Photochemical Sciences Ph.D. Dissertations


Studies of Photoinduced DNA Damage by Phenanthrene Dihydrodioxin and Light-driven Electron Delocalization in Pyridinium Molecules

Date of Award


Document Type


Degree Name

Doctor of Philosophy (Ph.D.)


Photochemical Sciences

First Advisor

R. Marshall Wilson (Advisor)

Second Advisor

Farida Selim (Other)

Third Advisor

Pavel Anzenbacher (Committee Member)

Fourth Advisor

Alexander Tarnovsky (Committee Member)


Ever since the discovery of the DNA molecular structure, this molecule became a desirable target for the researchers aiming to develop anticancer drugs and therapies. The main emphasis of this dissertation was placed on the design, development and studies of photochemical properties of a novel photo activated DNA damaging agent. Upon light irradiation of compound the release of highly reactive 9,10-phenanthrenequinone was observed. Studies of phenanthrene dihydrodioxin interaction with DNA demonstrated the intercalative mode of binding and slightly preferential binding affinity to the AT-rich DNA sequences. The synthesized agent induced a partial transition from B to Z form of DNA. The phenanthrene dihydrodioxin compound proved to be an efficient single-strand DNA photocleaver upon visible light irradiation. This further demonstrates the potential of photomasked ortho-quinones as efficient DNA damaging agents.

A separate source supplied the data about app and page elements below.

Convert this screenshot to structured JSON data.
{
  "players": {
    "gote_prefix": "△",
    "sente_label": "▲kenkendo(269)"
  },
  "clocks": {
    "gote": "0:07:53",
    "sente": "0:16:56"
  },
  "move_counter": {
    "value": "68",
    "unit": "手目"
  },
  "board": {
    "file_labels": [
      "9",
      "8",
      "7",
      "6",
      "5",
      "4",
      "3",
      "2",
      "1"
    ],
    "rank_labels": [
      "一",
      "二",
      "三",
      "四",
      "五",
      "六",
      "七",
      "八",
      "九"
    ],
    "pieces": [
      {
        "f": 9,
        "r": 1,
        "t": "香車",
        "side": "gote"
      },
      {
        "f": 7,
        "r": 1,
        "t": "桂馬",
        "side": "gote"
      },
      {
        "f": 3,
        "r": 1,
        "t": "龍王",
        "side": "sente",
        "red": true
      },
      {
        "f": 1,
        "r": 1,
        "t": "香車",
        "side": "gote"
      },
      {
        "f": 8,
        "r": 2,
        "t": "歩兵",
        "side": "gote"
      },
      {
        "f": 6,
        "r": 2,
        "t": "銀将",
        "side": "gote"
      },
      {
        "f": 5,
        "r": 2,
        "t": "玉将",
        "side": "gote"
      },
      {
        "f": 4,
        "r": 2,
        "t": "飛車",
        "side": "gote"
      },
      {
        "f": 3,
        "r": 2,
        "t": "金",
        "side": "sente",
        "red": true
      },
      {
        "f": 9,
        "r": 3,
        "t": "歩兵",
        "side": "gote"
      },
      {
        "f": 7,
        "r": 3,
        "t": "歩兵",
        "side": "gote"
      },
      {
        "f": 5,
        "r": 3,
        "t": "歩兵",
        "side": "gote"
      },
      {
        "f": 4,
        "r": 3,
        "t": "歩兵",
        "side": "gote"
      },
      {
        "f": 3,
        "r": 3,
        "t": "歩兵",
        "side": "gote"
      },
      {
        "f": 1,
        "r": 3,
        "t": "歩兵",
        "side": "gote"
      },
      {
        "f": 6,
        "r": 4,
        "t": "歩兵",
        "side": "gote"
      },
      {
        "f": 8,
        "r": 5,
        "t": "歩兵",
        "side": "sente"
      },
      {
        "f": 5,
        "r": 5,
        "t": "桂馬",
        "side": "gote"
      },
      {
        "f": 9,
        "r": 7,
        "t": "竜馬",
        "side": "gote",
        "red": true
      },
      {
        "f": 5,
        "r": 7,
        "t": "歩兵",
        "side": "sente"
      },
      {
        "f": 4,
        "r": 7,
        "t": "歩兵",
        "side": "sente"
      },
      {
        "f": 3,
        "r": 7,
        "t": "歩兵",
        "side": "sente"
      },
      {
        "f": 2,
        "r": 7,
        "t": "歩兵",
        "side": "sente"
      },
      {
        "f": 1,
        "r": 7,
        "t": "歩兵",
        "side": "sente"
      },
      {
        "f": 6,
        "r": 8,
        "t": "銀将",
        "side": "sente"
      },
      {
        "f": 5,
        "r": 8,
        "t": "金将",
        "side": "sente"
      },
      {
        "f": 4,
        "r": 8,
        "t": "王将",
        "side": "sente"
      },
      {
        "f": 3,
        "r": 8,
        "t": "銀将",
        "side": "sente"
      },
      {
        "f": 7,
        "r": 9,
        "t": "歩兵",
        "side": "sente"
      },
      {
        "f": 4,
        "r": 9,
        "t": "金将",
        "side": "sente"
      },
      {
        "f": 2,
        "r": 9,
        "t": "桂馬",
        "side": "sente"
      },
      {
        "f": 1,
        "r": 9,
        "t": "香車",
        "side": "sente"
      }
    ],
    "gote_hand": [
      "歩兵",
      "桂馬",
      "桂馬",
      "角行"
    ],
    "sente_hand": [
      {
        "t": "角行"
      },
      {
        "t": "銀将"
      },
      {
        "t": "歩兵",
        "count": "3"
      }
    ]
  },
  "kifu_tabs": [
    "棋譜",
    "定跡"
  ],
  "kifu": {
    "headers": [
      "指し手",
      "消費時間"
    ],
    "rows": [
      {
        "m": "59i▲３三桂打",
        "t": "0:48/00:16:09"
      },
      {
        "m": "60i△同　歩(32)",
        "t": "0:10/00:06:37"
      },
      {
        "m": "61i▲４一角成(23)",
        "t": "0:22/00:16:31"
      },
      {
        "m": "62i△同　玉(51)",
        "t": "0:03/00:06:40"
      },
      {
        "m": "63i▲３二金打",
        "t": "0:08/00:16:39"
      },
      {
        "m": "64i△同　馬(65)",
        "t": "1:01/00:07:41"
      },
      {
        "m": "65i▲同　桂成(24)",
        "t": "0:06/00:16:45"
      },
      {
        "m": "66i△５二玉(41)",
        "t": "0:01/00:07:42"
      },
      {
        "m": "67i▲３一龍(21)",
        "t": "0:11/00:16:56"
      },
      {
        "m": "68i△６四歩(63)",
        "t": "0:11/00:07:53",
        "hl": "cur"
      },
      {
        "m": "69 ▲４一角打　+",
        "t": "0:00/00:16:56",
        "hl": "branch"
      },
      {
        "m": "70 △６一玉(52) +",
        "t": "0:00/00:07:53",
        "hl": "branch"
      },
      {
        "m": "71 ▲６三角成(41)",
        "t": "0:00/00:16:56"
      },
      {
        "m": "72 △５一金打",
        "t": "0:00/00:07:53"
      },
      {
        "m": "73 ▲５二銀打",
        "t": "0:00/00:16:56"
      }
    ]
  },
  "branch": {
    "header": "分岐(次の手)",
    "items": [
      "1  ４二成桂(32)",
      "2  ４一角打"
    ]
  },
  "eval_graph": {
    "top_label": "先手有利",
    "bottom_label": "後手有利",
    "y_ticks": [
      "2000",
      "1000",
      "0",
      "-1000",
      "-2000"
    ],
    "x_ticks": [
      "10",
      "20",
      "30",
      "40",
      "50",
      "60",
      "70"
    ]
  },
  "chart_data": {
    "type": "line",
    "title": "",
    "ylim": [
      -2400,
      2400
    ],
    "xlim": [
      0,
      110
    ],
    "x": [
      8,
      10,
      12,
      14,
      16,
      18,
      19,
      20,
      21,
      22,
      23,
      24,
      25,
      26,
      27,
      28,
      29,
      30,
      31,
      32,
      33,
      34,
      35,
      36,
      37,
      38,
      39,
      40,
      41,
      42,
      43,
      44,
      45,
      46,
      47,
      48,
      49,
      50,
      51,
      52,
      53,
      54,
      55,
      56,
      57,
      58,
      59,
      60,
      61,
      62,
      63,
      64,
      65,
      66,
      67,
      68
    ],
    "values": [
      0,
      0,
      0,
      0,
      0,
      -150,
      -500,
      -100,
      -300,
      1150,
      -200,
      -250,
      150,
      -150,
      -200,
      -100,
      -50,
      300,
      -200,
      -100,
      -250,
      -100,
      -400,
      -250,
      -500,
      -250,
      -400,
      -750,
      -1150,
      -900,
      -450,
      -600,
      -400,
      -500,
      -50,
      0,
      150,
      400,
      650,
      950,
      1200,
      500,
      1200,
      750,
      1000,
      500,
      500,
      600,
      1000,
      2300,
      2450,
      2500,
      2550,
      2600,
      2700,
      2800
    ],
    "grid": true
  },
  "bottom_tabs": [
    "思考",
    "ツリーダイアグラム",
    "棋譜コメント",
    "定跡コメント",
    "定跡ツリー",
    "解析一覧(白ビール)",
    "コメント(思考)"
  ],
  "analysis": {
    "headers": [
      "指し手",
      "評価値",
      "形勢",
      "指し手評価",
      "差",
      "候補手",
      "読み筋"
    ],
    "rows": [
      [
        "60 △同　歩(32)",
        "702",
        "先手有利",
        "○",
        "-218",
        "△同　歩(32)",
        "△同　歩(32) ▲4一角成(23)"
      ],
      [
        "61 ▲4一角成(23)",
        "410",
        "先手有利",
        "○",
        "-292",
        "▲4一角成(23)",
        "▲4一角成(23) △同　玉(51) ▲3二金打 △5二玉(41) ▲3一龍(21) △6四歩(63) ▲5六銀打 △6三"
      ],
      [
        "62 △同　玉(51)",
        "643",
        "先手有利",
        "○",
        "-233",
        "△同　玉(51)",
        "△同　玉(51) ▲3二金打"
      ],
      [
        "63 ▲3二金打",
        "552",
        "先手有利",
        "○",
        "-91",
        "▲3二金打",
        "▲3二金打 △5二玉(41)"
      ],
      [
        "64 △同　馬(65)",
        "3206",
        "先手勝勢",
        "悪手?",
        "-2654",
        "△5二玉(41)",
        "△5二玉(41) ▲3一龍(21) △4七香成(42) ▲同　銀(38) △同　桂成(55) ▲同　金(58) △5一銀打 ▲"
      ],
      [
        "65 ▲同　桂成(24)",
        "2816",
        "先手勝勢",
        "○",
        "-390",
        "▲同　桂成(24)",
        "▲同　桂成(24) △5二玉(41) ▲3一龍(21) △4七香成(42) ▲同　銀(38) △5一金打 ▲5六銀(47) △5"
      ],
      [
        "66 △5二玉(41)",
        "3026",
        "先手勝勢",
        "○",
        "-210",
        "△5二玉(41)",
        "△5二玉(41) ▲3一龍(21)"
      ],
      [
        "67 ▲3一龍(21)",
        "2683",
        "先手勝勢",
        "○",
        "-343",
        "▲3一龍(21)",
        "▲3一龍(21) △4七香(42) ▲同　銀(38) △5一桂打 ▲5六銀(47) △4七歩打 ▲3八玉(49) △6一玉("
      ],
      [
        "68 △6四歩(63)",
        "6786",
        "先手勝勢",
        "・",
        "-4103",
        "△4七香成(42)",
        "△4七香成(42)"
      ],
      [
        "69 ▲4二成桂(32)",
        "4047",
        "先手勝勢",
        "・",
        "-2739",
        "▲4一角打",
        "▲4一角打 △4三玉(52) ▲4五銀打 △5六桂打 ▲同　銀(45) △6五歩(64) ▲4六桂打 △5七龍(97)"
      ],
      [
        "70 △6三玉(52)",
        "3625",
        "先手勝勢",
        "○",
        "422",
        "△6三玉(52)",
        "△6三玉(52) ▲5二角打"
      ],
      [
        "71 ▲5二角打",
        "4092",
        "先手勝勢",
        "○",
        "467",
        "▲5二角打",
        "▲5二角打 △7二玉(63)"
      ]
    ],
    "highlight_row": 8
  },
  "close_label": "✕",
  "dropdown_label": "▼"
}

This work also describes an unusual transformation from pyridinium substituted methane to the corresponding gem-diol in the mild conditions in the presence of air. Proposed mechanism of the reaction involves the formation of reactive oxygen species (ROS). ROS are known to be highly toxic to biomolecules, including DNA. It is demonstrated in this work that the production of ROS intermediates in the reaction of the gem-diol formation can lead to DNA damage in the dark.

In the continuous interest of our research group, a series of bis(pyridinium) and bis(3-carboxamidepyridinium) alkane salts were synthesized in order to study through-space electron delocalization and formation of dimer radical cation species upon electrochemical and photoreduction. Investigation of photoinduced charge separation is important for the development of artificial photosynthetic systems and molecular electronics. Studies of unsubstituted and meta-substituted pyridines connected by the alkyl linker of different length provided additional information on the efficiency of the pyridinium dimers in delocalizing the electron density. The systems were studied by means of cyclic voltammetry and transient absorption spectroscopy.